» About this task: Reprint the lines below as they are, minus the pictures.
─── Material provided ───
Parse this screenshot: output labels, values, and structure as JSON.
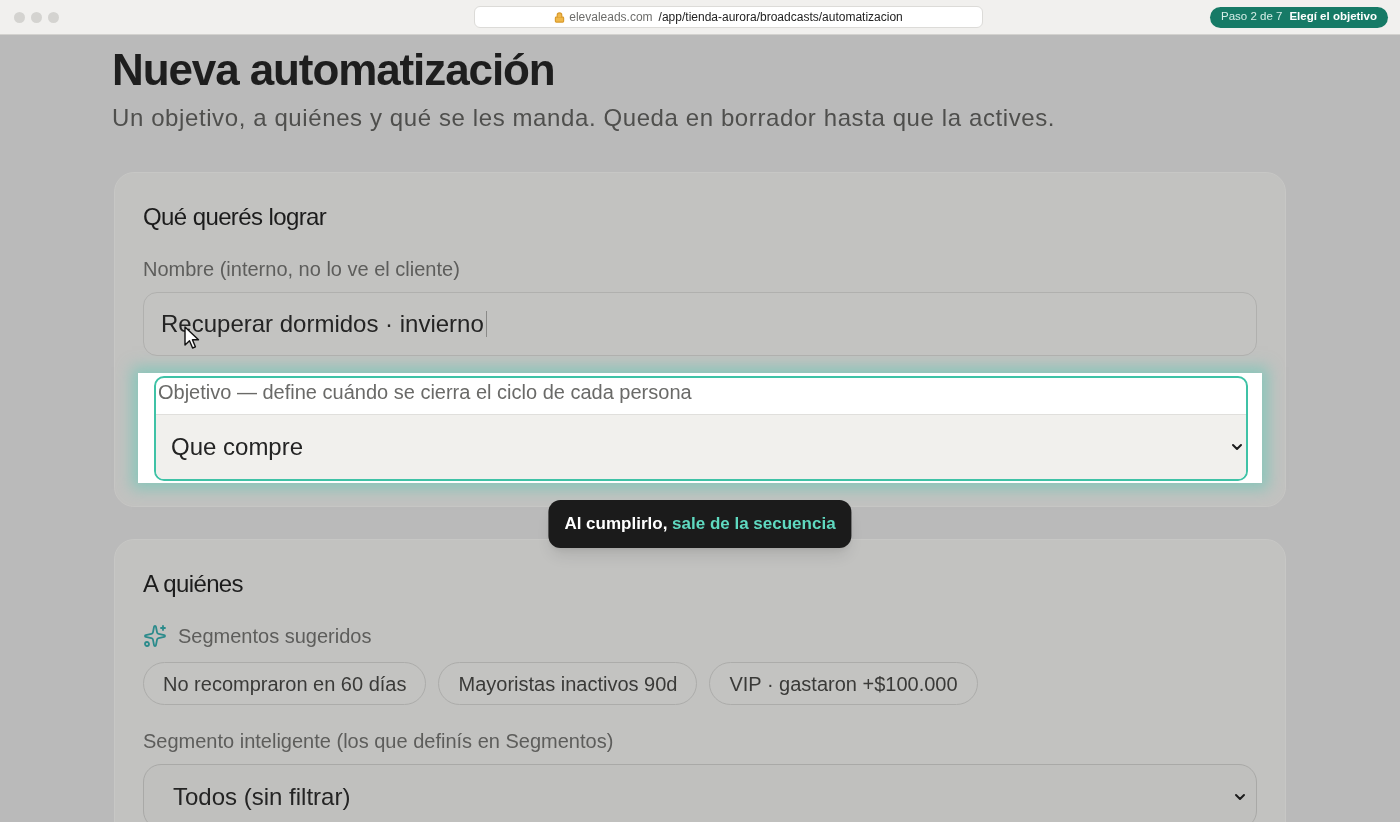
{
  "browser": {
    "domain": "elevaleads.com",
    "path": "/app/tienda-aurora/broadcasts/automatizacion",
    "step": "Paso 2 de 7",
    "step_title": "Elegí el objetivo"
  },
  "page": {
    "title": "Nueva automatización",
    "subtitle": "Un objetivo, a quiénes y qué se les manda. Queda en borrador hasta que la actives."
  },
  "sections": [
    {
      "title": "Qué querés lograr",
      "items": [
        {
          "kind": "text",
          "label": "Nombre (interno, no lo ve el cliente)",
          "value": "Recuperar dormidos · invierno",
          "highlighted": false
        },
        {
          "kind": "select",
          "label": "Objetivo — define cuándo se cierra el ciclo de cada persona",
          "value": "Que compre",
          "highlighted": true
        }
      ]
    },
    {
      "title": "A quiénes",
      "items": [
        {
          "kind": "chips",
          "label": "Segmentos sugeridos",
          "chips": [
            "No recompraron en 60 días",
            "Mayoristas inactivos 90d",
            "VIP · gastaron +$100.000"
          ]
        },
        {
          "kind": "select",
          "label": "Segmento inteligente (los que definís en Segmentos)",
          "value": "Todos (sin filtrar)",
          "highlighted": false
        }
      ]
    }
  ],
  "tooltip": {
    "text": "Al cumplirlo,",
    "highlight": "sale de la secuencia"
  }
}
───
» Result of this task:
Parse this screenshot: output labels, values, and structure as JSON.
{
  "browser": {
    "domain": "elevaleads.com",
    "path": "/app/tienda-aurora/broadcasts/automatizacion",
    "step": "Paso 2 de 7",
    "step_title": "Elegí el objetivo"
  },
  "page": {
    "title": "Nueva automatización",
    "subtitle": "Un objetivo, a quiénes y qué se les manda. Queda en borrador hasta que la actives."
  },
  "sections": [
    {
      "title": "Qué querés lograr",
      "items": [
        {
          "kind": "text",
          "label": "Nombre (interno, no lo ve el cliente)",
          "value": "Recuperar dormidos · invierno",
          "highlighted": false
        },
        {
          "kind": "select",
          "label": "Objetivo — define cuándo se cierra el ciclo de cada persona",
          "value": "Que compre",
          "highlighted": true
        }
      ]
    },
    {
      "title": "A quiénes",
      "items": [
        {
          "kind": "chips",
          "label": "Segmentos sugeridos",
          "chips": [
            "No recompraron en 60 días",
            "Mayoristas inactivos 90d",
            "VIP · gastaron +$100.000"
          ]
        },
        {
          "kind": "select",
          "label": "Segmento inteligente (los que definís en Segmentos)",
          "value": "Todos (sin filtrar)",
          "highlighted": false
        }
      ]
    }
  ],
  "tooltip": {
    "text": "Al cumplirlo,",
    "highlight": "sale de la secuencia"
  }
}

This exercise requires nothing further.